Too many products that were NEVER designed to be flushed

are being thrown down the pipes and clogging our pipes.

Toilets Are Not Trashcans

Only certain Wipes are designed to break down in wastewater systems. Wipes that aren’t designated or labeled as "Flushable" – like baby wipes, cleaning wipes and makeup wipes – can contain plastic fibers, float and aren’t designed to break down like Flushable Wipes.

Everyone knows that keys, toys and household trash aren’t supposed to be flushed down the toilet. But did you know that you can't flush all wipes down the pipes?

Increasing Public Awareness About Flushability Will Lead to Real, Lasting Changes.

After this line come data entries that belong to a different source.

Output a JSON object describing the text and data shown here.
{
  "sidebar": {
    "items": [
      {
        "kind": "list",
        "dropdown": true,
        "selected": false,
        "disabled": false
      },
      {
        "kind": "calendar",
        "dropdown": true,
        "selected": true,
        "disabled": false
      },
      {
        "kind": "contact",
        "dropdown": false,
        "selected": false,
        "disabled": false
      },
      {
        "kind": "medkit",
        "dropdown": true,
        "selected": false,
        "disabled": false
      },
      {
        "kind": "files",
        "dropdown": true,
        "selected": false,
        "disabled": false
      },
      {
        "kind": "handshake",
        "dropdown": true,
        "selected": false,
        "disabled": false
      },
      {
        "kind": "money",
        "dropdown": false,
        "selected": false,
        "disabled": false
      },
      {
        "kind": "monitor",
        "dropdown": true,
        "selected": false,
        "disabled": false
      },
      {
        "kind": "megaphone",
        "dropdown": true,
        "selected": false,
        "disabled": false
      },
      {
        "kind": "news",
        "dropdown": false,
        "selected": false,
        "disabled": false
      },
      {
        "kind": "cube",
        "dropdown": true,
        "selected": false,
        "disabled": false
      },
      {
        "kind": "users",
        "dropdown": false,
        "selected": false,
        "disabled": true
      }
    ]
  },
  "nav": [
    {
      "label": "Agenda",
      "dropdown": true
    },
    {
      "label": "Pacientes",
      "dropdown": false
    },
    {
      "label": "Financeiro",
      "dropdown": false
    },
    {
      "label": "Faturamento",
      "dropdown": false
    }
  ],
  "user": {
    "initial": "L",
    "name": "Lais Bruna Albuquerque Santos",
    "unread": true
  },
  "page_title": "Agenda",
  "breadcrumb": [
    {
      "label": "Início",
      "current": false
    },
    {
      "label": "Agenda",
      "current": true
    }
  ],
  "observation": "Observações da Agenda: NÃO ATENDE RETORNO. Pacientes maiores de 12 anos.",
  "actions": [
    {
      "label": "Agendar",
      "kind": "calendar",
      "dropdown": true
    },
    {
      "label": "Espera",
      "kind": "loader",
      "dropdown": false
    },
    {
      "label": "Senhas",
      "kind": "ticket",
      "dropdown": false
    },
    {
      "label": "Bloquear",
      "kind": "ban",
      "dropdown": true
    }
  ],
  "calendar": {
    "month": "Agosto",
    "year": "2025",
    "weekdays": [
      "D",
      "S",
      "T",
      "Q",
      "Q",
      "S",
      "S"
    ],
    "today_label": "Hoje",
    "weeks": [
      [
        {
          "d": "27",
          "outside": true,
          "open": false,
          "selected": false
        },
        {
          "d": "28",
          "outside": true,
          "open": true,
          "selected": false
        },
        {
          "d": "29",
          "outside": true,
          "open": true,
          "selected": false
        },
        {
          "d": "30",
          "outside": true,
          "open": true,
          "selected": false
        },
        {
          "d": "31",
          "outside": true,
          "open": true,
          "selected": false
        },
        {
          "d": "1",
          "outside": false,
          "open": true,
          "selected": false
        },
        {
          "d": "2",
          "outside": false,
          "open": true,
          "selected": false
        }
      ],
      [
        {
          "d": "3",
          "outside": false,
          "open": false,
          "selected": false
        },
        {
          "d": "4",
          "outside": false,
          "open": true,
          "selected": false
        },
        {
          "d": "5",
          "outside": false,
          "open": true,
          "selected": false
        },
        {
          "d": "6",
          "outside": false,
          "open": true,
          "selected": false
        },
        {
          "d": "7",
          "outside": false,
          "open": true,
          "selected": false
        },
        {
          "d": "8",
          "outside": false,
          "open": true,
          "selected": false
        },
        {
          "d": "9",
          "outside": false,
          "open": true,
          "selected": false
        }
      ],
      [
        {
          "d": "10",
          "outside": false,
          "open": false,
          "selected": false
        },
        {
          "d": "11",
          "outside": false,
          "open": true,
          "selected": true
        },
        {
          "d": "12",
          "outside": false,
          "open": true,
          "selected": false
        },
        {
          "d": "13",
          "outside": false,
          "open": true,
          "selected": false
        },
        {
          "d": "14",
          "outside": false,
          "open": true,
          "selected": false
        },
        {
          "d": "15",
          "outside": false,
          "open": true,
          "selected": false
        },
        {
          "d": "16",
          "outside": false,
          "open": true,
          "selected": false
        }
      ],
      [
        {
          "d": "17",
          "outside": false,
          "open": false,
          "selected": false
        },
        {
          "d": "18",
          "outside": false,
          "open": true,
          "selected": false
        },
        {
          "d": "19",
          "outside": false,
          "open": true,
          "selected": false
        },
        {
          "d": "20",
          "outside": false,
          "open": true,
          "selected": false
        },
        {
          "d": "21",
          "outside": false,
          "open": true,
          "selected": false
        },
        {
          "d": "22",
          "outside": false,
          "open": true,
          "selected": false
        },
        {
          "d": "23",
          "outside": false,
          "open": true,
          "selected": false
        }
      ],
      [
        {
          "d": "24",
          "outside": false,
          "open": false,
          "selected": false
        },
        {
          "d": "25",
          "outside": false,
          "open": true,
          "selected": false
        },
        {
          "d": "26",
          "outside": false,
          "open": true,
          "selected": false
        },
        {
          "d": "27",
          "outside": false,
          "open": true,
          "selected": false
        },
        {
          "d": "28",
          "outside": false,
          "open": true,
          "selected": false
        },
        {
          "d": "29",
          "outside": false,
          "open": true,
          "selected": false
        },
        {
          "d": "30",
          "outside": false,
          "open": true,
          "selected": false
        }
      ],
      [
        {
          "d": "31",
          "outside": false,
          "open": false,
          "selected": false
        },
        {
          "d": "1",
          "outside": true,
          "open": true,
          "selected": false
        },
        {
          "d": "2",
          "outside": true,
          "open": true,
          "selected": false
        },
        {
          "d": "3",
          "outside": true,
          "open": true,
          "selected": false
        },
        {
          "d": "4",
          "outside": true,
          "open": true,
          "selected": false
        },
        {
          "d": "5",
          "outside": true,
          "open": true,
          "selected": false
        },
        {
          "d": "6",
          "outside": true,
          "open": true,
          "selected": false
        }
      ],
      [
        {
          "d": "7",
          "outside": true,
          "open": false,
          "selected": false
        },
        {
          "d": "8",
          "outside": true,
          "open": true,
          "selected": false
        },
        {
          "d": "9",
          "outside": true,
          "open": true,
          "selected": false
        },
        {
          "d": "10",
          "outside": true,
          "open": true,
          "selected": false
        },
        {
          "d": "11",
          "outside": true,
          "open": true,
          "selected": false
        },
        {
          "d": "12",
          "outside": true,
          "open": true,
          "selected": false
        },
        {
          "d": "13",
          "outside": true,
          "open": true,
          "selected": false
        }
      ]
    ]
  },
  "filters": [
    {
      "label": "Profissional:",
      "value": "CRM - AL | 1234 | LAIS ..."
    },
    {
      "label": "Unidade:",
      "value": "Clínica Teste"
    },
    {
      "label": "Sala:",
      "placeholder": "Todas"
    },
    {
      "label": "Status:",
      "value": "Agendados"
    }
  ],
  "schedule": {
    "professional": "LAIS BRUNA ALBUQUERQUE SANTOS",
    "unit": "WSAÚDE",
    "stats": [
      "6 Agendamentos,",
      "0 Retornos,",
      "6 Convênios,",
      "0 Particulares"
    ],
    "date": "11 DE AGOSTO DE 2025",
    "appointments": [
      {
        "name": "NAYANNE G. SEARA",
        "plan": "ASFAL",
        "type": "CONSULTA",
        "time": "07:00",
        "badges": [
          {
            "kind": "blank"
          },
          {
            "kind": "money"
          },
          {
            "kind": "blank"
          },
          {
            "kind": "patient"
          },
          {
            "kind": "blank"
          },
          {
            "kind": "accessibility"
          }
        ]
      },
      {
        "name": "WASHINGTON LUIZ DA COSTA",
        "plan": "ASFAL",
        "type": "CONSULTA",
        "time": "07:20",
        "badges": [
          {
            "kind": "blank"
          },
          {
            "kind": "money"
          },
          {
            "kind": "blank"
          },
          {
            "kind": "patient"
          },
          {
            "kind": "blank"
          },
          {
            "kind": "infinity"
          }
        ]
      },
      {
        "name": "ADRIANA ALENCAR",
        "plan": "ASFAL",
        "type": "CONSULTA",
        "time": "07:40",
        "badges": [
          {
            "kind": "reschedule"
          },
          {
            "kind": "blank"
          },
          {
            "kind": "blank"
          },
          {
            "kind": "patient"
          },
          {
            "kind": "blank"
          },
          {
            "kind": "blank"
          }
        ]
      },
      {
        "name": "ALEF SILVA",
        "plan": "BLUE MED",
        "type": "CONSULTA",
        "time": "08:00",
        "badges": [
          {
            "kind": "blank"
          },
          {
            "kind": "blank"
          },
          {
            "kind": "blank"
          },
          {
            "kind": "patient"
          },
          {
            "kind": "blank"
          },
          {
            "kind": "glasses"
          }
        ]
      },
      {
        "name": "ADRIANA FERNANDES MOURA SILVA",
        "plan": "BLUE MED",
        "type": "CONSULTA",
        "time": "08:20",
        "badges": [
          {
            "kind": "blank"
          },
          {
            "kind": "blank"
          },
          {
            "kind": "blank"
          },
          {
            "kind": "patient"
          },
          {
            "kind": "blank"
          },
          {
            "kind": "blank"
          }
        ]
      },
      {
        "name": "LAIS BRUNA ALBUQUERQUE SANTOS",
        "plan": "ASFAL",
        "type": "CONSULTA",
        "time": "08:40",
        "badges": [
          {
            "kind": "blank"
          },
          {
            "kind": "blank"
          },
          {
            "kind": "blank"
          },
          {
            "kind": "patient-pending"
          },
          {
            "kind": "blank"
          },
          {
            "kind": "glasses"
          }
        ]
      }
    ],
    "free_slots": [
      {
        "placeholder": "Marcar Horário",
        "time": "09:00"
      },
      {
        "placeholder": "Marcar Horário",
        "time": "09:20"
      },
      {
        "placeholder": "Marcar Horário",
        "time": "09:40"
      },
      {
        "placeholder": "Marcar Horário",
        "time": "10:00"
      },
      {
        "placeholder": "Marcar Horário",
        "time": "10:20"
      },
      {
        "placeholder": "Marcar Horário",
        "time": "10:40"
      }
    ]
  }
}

Approximately 93 percent of wipes sold are not designed to be flushed. To help consumers keep their home plumbing systems safe and running smoothly, the wipes industry has developed new, stronger labeling guidelines that call for prominent positioning of the “Do Not Flush” symbol on product packaging for non-flushable wipes.

However, Flushable Wipes and toilet paper are both made of fibers that are 100 percent cellulose-based. They do not contain plastic. While they hold together during use, Flushable Wipes break down when flushed and ultimately become unrecognizable, causing no impact in drains or wastewater infrastructure.

RFA Science Mom Drop Test2

What the Flush!

Everyone knows that keys, toys and household trash aren’t supposed to be flushed down the toilet. But did you know that you can't flush all wiped down the pipes?

Only certain wipes are designed to break down in wastewater systems. Wipes that aren’t designated or labeled as "Flushable" – like baby wipes, cleaning wipes and makeup wipes – can contain plastic fibers, float and aren’t designed to break down like Flushable Wipes.

Increasing Public Awareness About Flushability Will Lead to Real, Lasting Changes.

However, Flushable Wipes and toilet paper are both made of fibers that are 100 percent cellulose-based. They do not contain plastic. While they hold together during use, Flushable Wipes break down when flushed and ultimately become unrecognizable, causing no impact in drains or wastewater infrastructure.

Approximately 93 percent of wipes sold are not designed to be flushed. To help consumers keep their home plumbing systems safe and running smoothly, the wipes industry has developed new, stronger labeling guidelines that call for prominent positioning of the “Do Not Flush” symbol on product packaging for non-flushable wipes.

RFA Science Mom Drop Test

What the Flush!